• **EXERCISE OBJECTIVE**: Find how many lines of the listing below include the word "label", then report the number by itself.

─── INPUT DATA ───

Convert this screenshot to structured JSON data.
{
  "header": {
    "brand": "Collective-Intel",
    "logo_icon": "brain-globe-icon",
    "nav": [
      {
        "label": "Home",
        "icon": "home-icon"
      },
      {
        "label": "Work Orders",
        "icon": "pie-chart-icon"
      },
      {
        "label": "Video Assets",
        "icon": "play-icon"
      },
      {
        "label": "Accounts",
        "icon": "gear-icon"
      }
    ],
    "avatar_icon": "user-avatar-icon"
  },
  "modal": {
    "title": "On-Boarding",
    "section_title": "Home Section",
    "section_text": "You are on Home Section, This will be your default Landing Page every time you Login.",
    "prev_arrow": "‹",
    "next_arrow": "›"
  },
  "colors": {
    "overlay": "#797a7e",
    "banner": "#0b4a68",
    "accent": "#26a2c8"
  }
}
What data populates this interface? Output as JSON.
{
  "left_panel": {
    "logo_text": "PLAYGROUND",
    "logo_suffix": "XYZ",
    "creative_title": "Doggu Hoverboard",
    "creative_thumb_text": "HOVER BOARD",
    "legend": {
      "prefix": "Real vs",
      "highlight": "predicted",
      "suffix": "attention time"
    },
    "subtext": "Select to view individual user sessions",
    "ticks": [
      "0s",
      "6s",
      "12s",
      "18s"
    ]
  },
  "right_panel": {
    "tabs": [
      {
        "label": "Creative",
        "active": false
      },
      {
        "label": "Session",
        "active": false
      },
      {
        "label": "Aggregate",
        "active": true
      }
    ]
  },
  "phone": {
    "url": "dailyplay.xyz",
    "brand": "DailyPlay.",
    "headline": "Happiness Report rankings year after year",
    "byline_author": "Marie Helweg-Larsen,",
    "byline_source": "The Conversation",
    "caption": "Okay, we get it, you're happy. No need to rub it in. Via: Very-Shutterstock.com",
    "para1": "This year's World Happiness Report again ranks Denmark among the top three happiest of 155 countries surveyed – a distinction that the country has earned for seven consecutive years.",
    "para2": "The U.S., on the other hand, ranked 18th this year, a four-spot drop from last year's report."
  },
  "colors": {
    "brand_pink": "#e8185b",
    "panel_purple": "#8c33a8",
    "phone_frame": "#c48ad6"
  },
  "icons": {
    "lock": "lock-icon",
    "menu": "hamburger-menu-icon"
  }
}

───

• **RESULT FOR THIS EXERCISE**: 7